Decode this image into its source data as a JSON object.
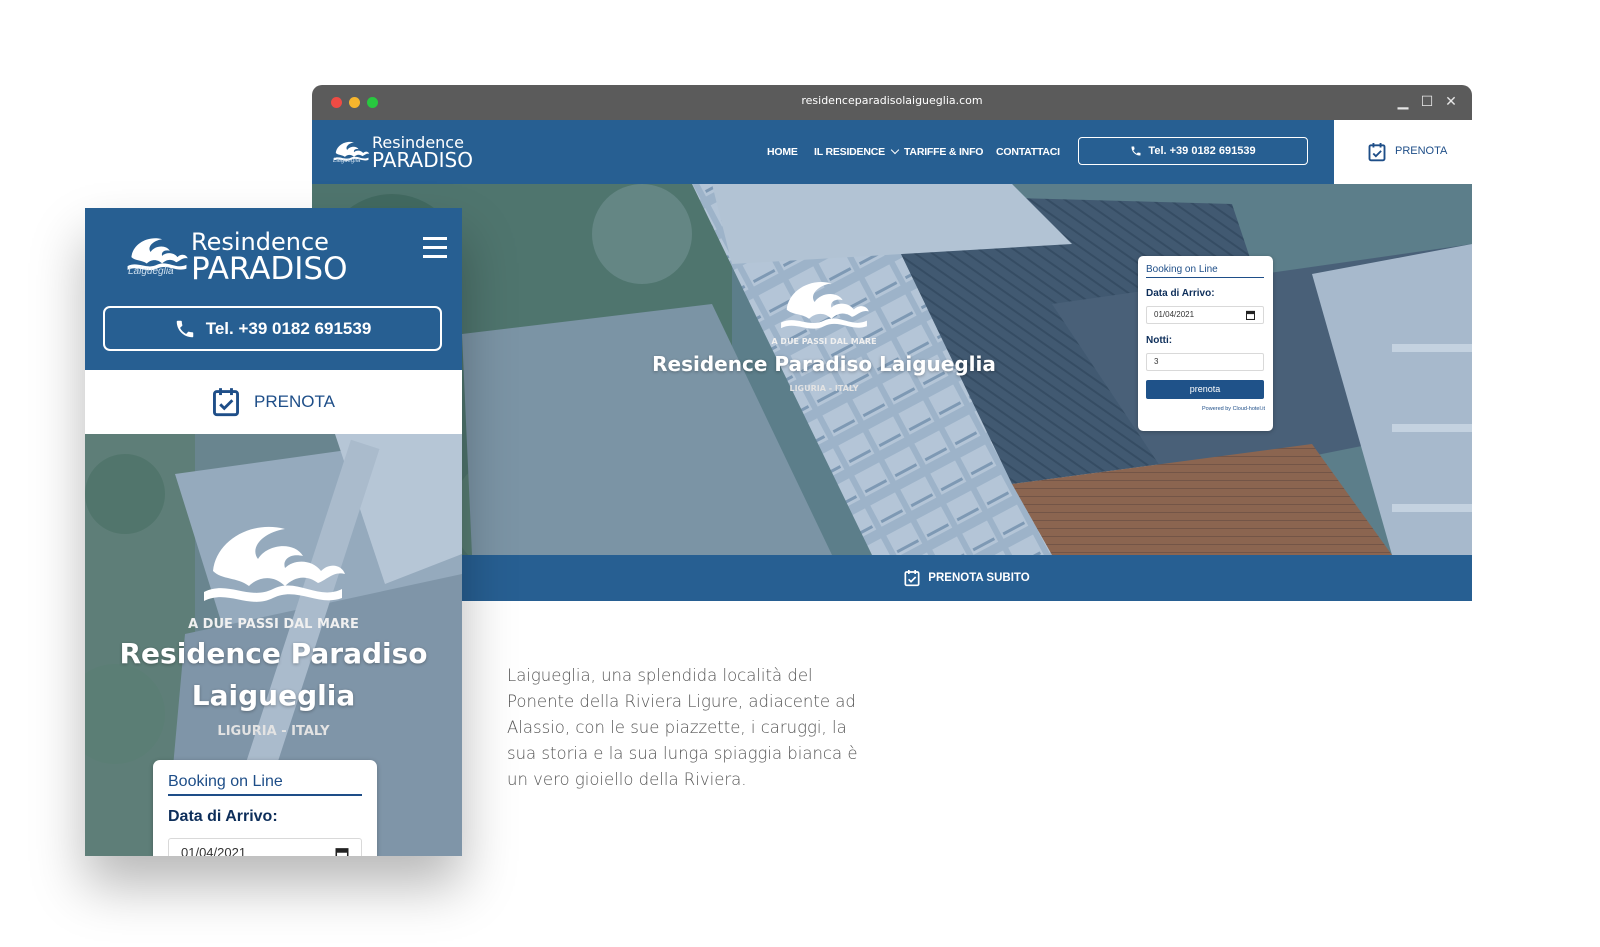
{
  "browser": {
    "url": "residenceparadisolaigueglia.com"
  },
  "logo": {
    "line1": "Resindence",
    "line2": "PARADISO",
    "script": "Laigueglia"
  },
  "nav": {
    "items": [
      "HOME",
      "IL RESIDENCE",
      "TARIFFE & INFO",
      "CONTATTACI"
    ],
    "phone": "Tel. +39 0182 691539",
    "prenota": "PRENOTA"
  },
  "hero": {
    "kicker": "A DUE PASSI DAL MARE",
    "title": "Residence Paradiso Laigueglia",
    "title_line1": "Residence Paradiso",
    "title_line2": "Laigueglia",
    "subtitle": "LIGURIA - ITALY"
  },
  "booking": {
    "title": "Booking on Line",
    "arrival_label": "Data di Arrivo:",
    "arrival_value": "01/04/2021",
    "nights_label": "Notti:",
    "nights_value": "3",
    "button": "prenota",
    "powered": "Powered by Cloud-hotel.it"
  },
  "cta": {
    "prenota_subito": "PRENOTA SUBITO"
  },
  "description": "Laigueglia, una splendida località del Ponente della Riviera Ligure, adiacente ad Alassio, con le sue piazzette, i caruggi, la sua storia e la sua lunga spiaggia bianca è un vero gioiello della Riviera.",
  "colors": {
    "brand_blue": "#275f92",
    "button_blue": "#1f5289",
    "titlebar": "#5b5b5b"
  },
  "icons": [
    "phone-icon",
    "calendar-check-icon",
    "hamburger-menu-icon",
    "chevron-down-icon",
    "wave-logo-icon",
    "calendar-picker-icon"
  ]
}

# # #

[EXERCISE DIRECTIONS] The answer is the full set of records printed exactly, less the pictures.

[OUTPUT OF THE TASK]
Decode this image into its source data as a JSON object.
{
  "browser": {
    "url": "residenceparadisolaigueglia.com"
  },
  "logo": {
    "line1": "Resindence",
    "line2": "PARADISO",
    "script": "Laigueglia"
  },
  "nav": {
    "items": [
      "HOME",
      "IL RESIDENCE",
      "TARIFFE & INFO",
      "CONTATTACI"
    ],
    "phone": "Tel. +39 0182 691539",
    "prenota": "PRENOTA"
  },
  "hero": {
    "kicker": "A DUE PASSI DAL MARE",
    "title": "Residence Paradiso Laigueglia",
    "title_line1": "Residence Paradiso",
    "title_line2": "Laigueglia",
    "subtitle": "LIGURIA - ITALY"
  },
  "booking": {
    "title": "Booking on Line",
    "arrival_label": "Data di Arrivo:",
    "arrival_value": "01/04/2021",
    "nights_label": "Notti:",
    "nights_value": "3",
    "button": "prenota",
    "powered": "Powered by Cloud-hotel.it"
  },
  "cta": {
    "prenota_subito": "PRENOTA SUBITO"
  },
  "description": "Laigueglia, una splendida località del Ponente della Riviera Ligure, adiacente ad Alassio, con le sue piazzette, i caruggi, la sua storia e la sua lunga spiaggia bianca è un vero gioiello della Riviera.",
  "colors": {
    "brand_blue": "#275f92",
    "button_blue": "#1f5289",
    "titlebar": "#5b5b5b"
  },
  "icons": [
    "phone-icon",
    "calendar-check-icon",
    "hamburger-menu-icon",
    "chevron-down-icon",
    "wave-logo-icon",
    "calendar-picker-icon"
  ]
}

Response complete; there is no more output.